The Rise of Nuisance Theory
A new class of lawsuits is being used to go after gun manufacturers based on the theory that firearms are being deliberately marketed to criminals.
11:01 PM, Jan 13, 2002 • By BETH HENARY
IT WAS A very Brady New Year for a handful of firearms makers and Chicago gun retailers.
On December 31, 2001, an Illinois appeals court ruled that the families of five Chicago area murder victims may sue the gun manufacturers and dealers for public nuisance. In a 35-page opinion, the court permitted lawsuits against gun dealers and makers whose products were used in the shootings to proceed. An earlier decision by a circuit court allowed the lawsuits to also include manufacturers whose weapons were not associated with the murders.
Bryco Arms, Navegar Inc., Smith & Wesson, Breit and Johnson Sporting Goods, and Chuck's Gun Shop are among the targeted businesses.
Attorneys for the plaintiffs are attempting to establish a chain of direct causality between the businesses and the murders.
"What the court has ruled was that the manufacturers set in motion a chain of events with the foreseeable result being the death of our clients," plaintiff's attorney Jonathan Baum told the Associated Press.
Advocates for public nuisance theory as it relates to gun control claim that distributors and dealers knowingly supply and market guns to criminals, thereby creating a public nuisance.
Others, however, do not see the connection between the businesses and crime.
Illinois State Rifle Association president Richard Pearson believes the suits are just another way to harass gun makers and sellers.
"Eventually," Pearson says, "the suit will be thrown out, although the local courts will rule in favor of it," because they see it as a way to implement gun control. Pearson also believes that the suits are designed to bankrupt gun manufacturers and put stores like Chuck's out of business.

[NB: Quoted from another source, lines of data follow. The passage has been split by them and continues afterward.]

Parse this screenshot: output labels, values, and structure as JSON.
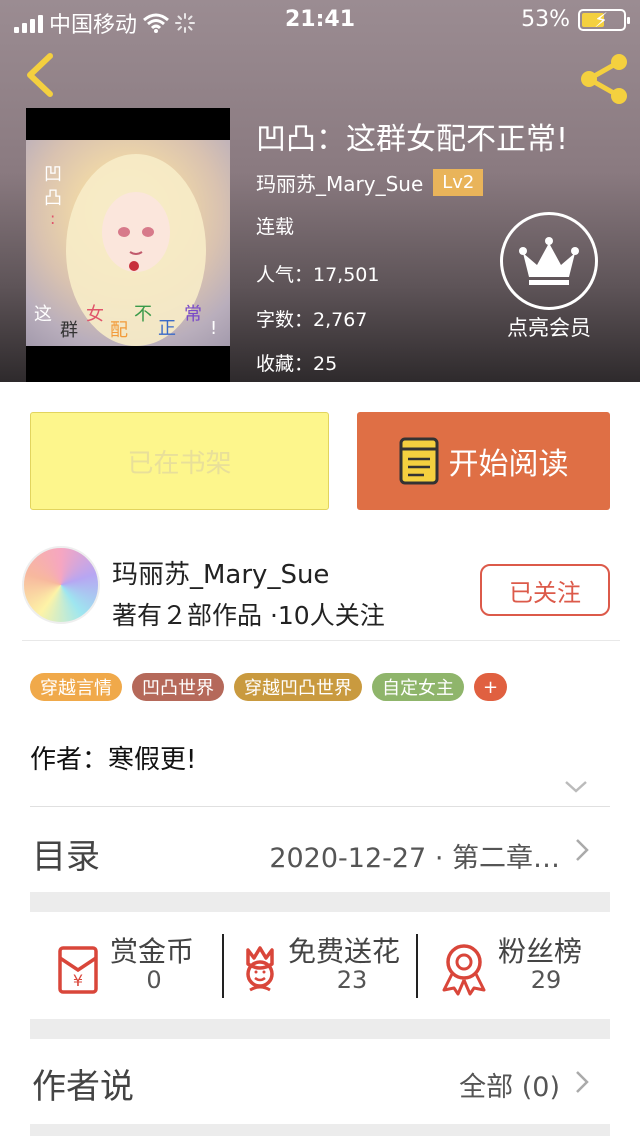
{
  "status_bar": {
    "carrier": "中国移动",
    "time": "21:41",
    "battery": "53%",
    "battery_level": 0.53
  },
  "book": {
    "title": "凹凸：这群女配不正常!",
    "author": "玛丽苏_Mary_Sue",
    "level": "Lv2",
    "status": "连载",
    "popularity": "人气：17,501",
    "word_count": "字数：2,767",
    "favorites": "收藏：25",
    "cover_lettering": "凹凸：这群女配不正常!"
  },
  "vip": {
    "label": "点亮会员"
  },
  "buttons": {
    "shelf": "已在书架",
    "read": "开始阅读"
  },
  "author_card": {
    "name": "玛丽苏_Mary_Sue",
    "stats": "著有２部作品 ·10人关注",
    "follow": "已关注"
  },
  "tags": [
    {
      "label": "穿越言情",
      "color": "#f0a94a"
    },
    {
      "label": "凹凸世界",
      "color": "#b5695a"
    },
    {
      "label": "穿越凹凸世界",
      "color": "#c99a3f"
    },
    {
      "label": "自定女主",
      "color": "#8fb56b"
    }
  ],
  "tag_more": "+",
  "intro": "作者：寒假更!",
  "toc": {
    "label": "目录",
    "latest": "2020-12-27 · 第二章…"
  },
  "actions": {
    "reward": {
      "label": "赏金币",
      "count": "0"
    },
    "flowers": {
      "label": "免费送花",
      "count": "23"
    },
    "fans": {
      "label": "粉丝榜",
      "count": "29"
    }
  },
  "author_says": {
    "label": "作者说",
    "all": "全部 (0)"
  },
  "colors": {
    "read_button": "#df6f45",
    "shelf_button": "#fdf68c",
    "follow": "#dc5a4a",
    "level_badge": "#e9b45a"
  }
}
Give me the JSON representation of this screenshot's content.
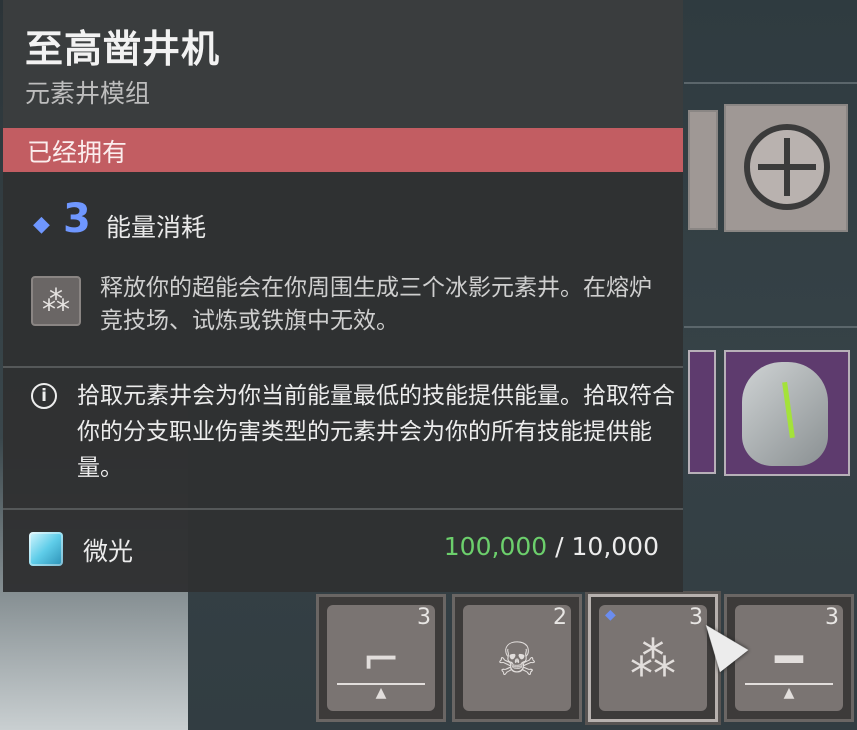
{
  "tooltip": {
    "title": "至高凿井机",
    "subtitle": "元素井模组",
    "status": "已经拥有",
    "energy": {
      "icon": "energy-diamond-icon",
      "cost": "3",
      "label": "能量消耗"
    },
    "perk": {
      "icon": "elemental-well-perk-icon",
      "description": "释放你的超能会在你周围生成三个冰影元素井。在熔炉竞技场、试炼或铁旗中无效。"
    },
    "info": {
      "icon": "info-icon",
      "text": "拾取元素井会为你当前能量最低的技能提供能量。拾取符合你的分支职业伤害类型的元素井会为你的所有技能提供能量。"
    },
    "cost": {
      "icon": "glimmer-icon",
      "label": "微光",
      "owned": "100,000",
      "separator": "/",
      "required": "10,000"
    }
  },
  "sockets": [
    {
      "cost": "3",
      "icon": "weapon-rifle-icon"
    },
    {
      "cost": "2",
      "icon": "skull-icon"
    },
    {
      "cost": "3",
      "icon": "elemental-well-icon"
    },
    {
      "cost": "3",
      "icon": "weapon-sniper-icon"
    }
  ],
  "colors": {
    "owned_banner": "#c25d62",
    "energy": "#6f97ff",
    "glimmer_owned": "#6ccf6c"
  }
}
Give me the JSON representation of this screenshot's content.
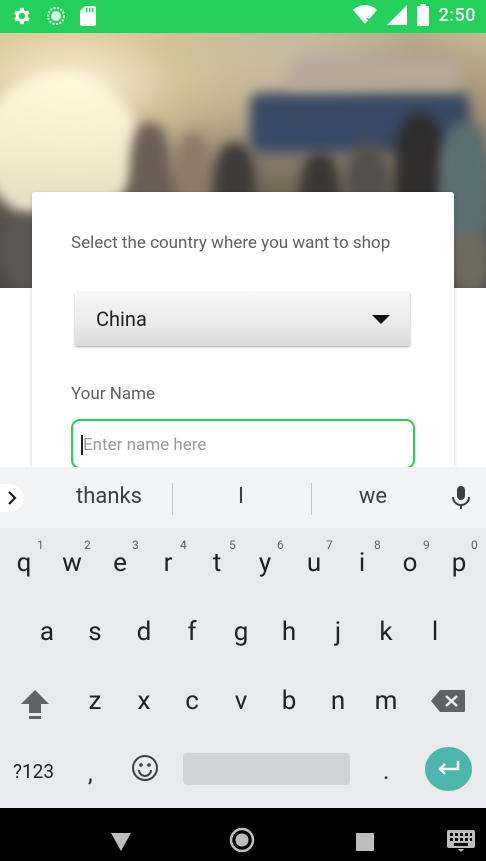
{
  "status_bar": {
    "time": "2:50",
    "bg_color": "#22d05a",
    "left_icons": [
      "gear-icon",
      "circle-app-icon",
      "sd-card-icon"
    ],
    "right_icons": [
      "wifi-icon",
      "signal-icon",
      "battery-icon"
    ]
  },
  "card": {
    "country_label": "Select the country where you want to shop",
    "country_value": "China",
    "name_label": "Your Name",
    "name_placeholder": "Enter name here",
    "accent_color": "#22d05a"
  },
  "keyboard": {
    "suggestions": [
      "thanks",
      "I",
      "we"
    ],
    "row1": [
      "q",
      "w",
      "e",
      "r",
      "t",
      "y",
      "u",
      "i",
      "o",
      "p"
    ],
    "row1_hints": [
      "1",
      "2",
      "3",
      "4",
      "5",
      "6",
      "7",
      "8",
      "9",
      "0"
    ],
    "row2": [
      "a",
      "s",
      "d",
      "f",
      "g",
      "h",
      "j",
      "k",
      "l"
    ],
    "row3": [
      "z",
      "x",
      "c",
      "v",
      "b",
      "n",
      "m"
    ],
    "symbols_label": "?123",
    "comma": ",",
    "period": ".",
    "enter_color": "#4db6ac"
  },
  "nav_bar": {
    "buttons": [
      "back-icon",
      "home-icon",
      "recents-icon",
      "keyboard-switch-icon"
    ]
  }
}
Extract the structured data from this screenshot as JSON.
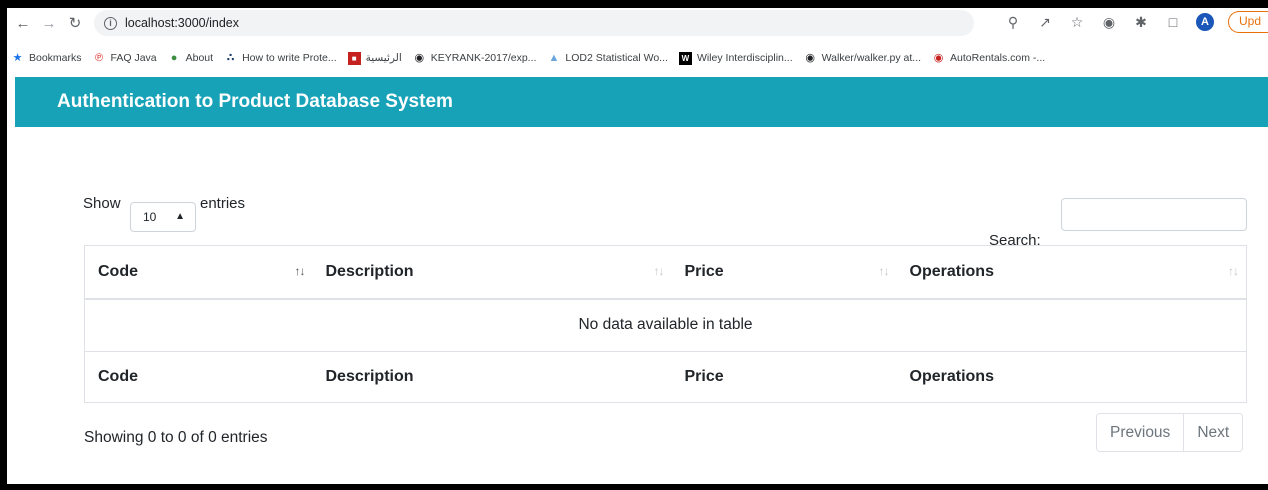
{
  "browser": {
    "url": "localhost:3000/index",
    "update_label": "Upd",
    "profile_initial": "A",
    "bookmarks": [
      {
        "label": "Bookmarks",
        "icon": "star-icon"
      },
      {
        "label": "FAQ Java",
        "icon": "java-icon"
      },
      {
        "label": "About",
        "icon": "brain-icon"
      },
      {
        "label": "How to write Prote...",
        "icon": "link-icon"
      },
      {
        "label": "الرئيسية",
        "icon": "site-icon"
      },
      {
        "label": "KEYRANK-2017/exp...",
        "icon": "github-icon"
      },
      {
        "label": "LOD2 Statistical Wo...",
        "icon": "chart-icon"
      },
      {
        "label": "Wiley Interdisciplin...",
        "icon": "wiley-icon"
      },
      {
        "label": "Walker/walker.py at...",
        "icon": "github-icon"
      },
      {
        "label": "AutoRentals.com -...",
        "icon": "car-icon"
      }
    ]
  },
  "app": {
    "title": "Authentication to Product Database System",
    "header_color": "#17a2b8"
  },
  "table_controls": {
    "show_label": "Show",
    "page_length": "10",
    "entries_label": "entries",
    "search_label": "Search:",
    "search_value": ""
  },
  "table": {
    "columns": [
      "Code",
      "Description",
      "Price",
      "Operations"
    ],
    "empty_message": "No data available in table",
    "footer_columns": [
      "Code",
      "Description",
      "Price",
      "Operations"
    ]
  },
  "footer": {
    "info": "Showing 0 to 0 of 0 entries",
    "previous_label": "Previous",
    "next_label": "Next"
  }
}
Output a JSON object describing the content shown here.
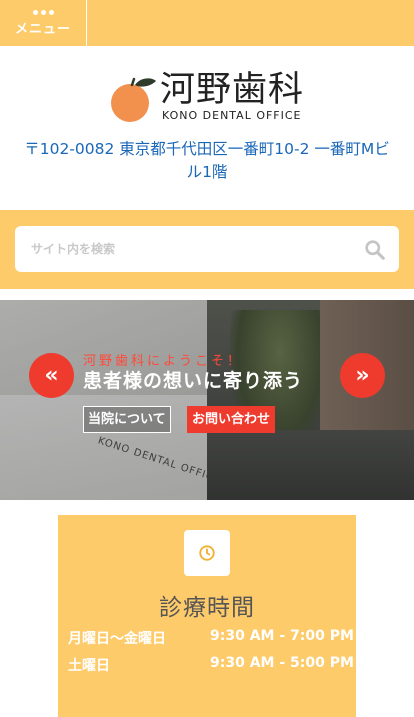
{
  "header": {
    "menu_label": "メニュー"
  },
  "logo": {
    "name_jp": "河野歯科",
    "name_en": "KONO DENTAL OFFICE"
  },
  "address": "〒102-0082 東京都千代田区一番町10-2 一番町Mビル1階",
  "search": {
    "placeholder": "サイト内を検索"
  },
  "hero": {
    "welcome": "河野歯科にようこそ！",
    "title": "患者様の想いに寄り添う",
    "about_button": "当院について",
    "contact_button": "お問い合わせ",
    "prev_arrow": "«",
    "next_arrow": "»",
    "counter_sign": "KONO DENTAL OFFICE"
  },
  "hours": {
    "title": "診療時間",
    "rows": [
      {
        "day": "月曜日〜金曜日",
        "time": "9:30 AM - 7:00 PM"
      },
      {
        "day": "土曜日",
        "time": "9:30 AM - 5:00 PM"
      }
    ]
  },
  "colors": {
    "accent_yellow": "#fecb6b",
    "accent_red": "#ee3b2e",
    "link_blue": "#1a67b8"
  },
  "icons": [
    "dots-icon",
    "orange-logo-icon",
    "search-icon",
    "clock-icon"
  ]
}
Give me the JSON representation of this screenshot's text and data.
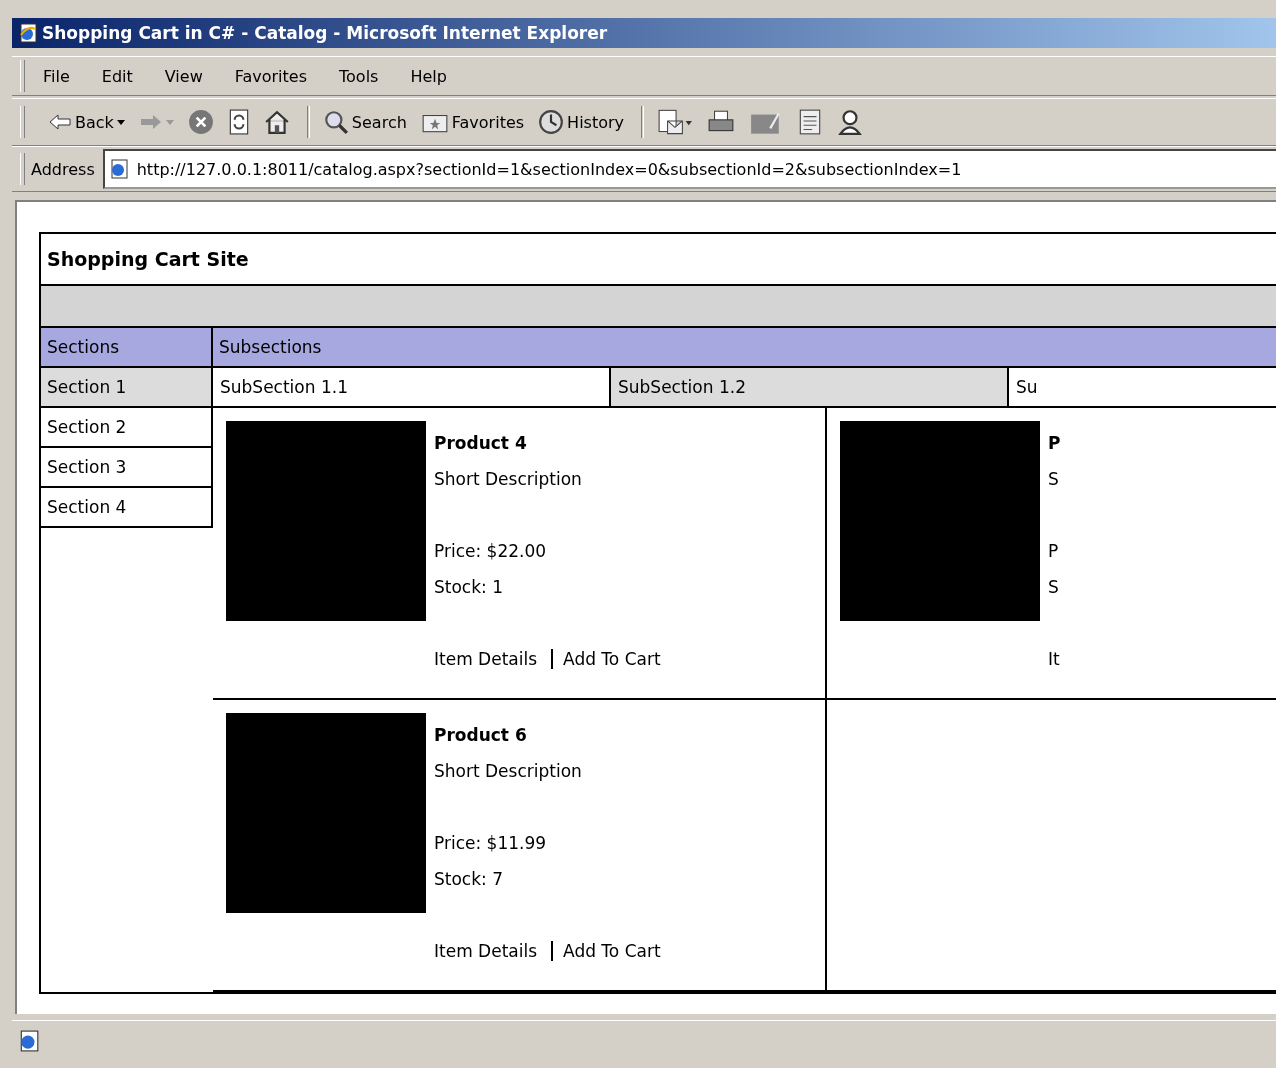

Illinois gun control laws are among the strictest in the nation. Before obtaining a gun, potential buyers must submit to the National Instant Check System and obtain a Firearms Owners Identification Card, for which they must undergo a battery of FBI background checks. They also must wait a minimum of 24 hours. Some states add few or no requirements to the federally mandated instant background check.
Earlier this year the California and New York state supreme courts ruled that gun violence victims could not sue firearms' makers for weapons misuse. Public nuisance suits are pending in both states, although a federal judge in Pennsylvania axed the Philadelphia effort to mount a public nuisance claim against Beretta USA in December 2000.
These public nuisance suits--which are clearly a nuisance for small businesses like Chuck's Gun Shop--come at a time when demand for firearms has risen. From October 2000 to October 2001, background checks for guns rose 22 percent. The gun rush probably consisted of men and women trying to protect their families after the terrorist attacks, but anti-gun forces are attempting to cast the war on terror as a time for confiscation.
On December 19, a group of congressmen including Senate majority leader Tom Daschle and California senator Dianne Feinstein gathered at a pro-gun control press conference to hear a report that called for national registration, a renewed ban on assault weapons, and a firearms rationing program. Part of the report propagated the theory that gun shows and the "terrorists" who sell at them pose a threat to national security.
Beth Henary is an editorial assistant at The Weekly Standard.